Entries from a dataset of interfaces

Start of Block

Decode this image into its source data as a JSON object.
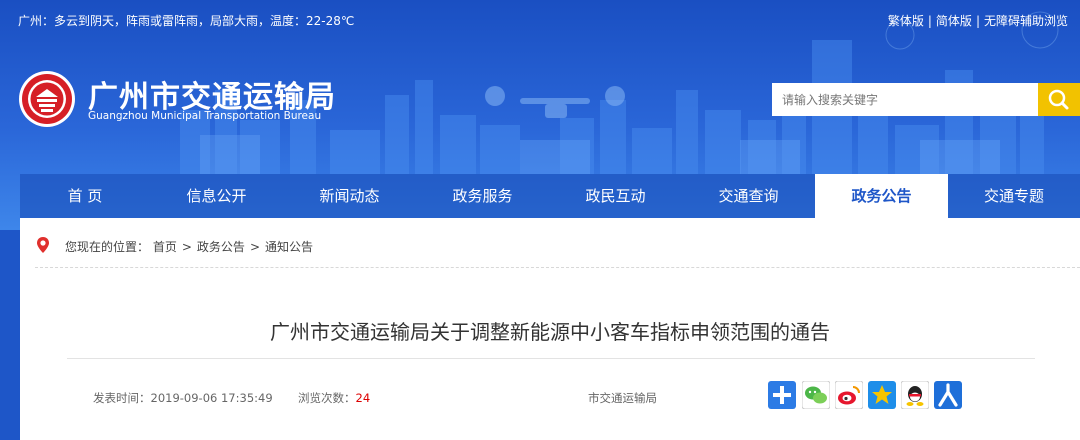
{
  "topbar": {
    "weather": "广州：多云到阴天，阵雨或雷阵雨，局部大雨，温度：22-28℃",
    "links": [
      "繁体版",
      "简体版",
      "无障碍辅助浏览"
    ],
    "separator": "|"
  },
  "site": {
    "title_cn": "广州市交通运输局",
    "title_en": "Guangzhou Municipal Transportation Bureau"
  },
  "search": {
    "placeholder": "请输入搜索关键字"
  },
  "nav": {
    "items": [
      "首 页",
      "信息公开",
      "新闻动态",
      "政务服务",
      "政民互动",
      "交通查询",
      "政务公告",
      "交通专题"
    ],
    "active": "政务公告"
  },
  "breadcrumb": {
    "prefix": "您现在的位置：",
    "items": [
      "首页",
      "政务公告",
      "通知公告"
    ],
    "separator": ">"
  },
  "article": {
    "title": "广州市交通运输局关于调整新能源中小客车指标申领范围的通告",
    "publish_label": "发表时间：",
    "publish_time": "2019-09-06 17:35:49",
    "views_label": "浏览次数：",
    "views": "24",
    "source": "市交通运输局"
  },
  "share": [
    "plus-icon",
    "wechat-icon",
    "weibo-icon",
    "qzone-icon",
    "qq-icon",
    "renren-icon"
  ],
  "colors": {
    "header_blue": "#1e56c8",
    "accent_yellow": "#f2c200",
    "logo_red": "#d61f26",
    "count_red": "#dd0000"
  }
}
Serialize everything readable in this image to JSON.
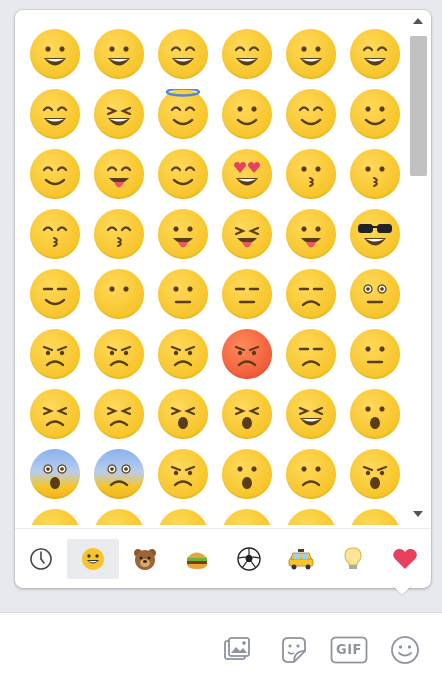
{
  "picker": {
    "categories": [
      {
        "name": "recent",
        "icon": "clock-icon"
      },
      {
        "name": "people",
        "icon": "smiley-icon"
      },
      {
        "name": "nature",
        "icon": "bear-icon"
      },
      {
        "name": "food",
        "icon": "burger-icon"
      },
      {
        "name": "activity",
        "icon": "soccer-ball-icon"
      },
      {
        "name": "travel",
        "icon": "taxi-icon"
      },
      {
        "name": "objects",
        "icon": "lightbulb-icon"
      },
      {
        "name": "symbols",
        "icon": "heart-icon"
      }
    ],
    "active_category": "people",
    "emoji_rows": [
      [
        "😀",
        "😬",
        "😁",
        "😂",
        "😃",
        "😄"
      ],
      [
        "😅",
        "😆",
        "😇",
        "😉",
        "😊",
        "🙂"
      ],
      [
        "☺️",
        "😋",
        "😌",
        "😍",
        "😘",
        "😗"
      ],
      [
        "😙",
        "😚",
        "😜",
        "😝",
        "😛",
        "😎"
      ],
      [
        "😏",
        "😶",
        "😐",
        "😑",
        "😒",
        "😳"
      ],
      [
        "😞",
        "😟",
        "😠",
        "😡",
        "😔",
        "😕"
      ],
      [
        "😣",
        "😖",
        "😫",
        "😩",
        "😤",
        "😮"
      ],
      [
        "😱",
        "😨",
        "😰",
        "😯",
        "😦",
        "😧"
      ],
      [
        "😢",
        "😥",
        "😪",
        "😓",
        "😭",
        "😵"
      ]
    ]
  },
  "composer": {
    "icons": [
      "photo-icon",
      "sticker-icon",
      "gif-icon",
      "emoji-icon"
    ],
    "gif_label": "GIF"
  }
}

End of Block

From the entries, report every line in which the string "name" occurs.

        "name": "recent",
        "name": "people",
        "name": "nature",
        "name": "food",
        "name": "activity",
        "name": "travel",
        "name": "objects",
        "name": "symbols",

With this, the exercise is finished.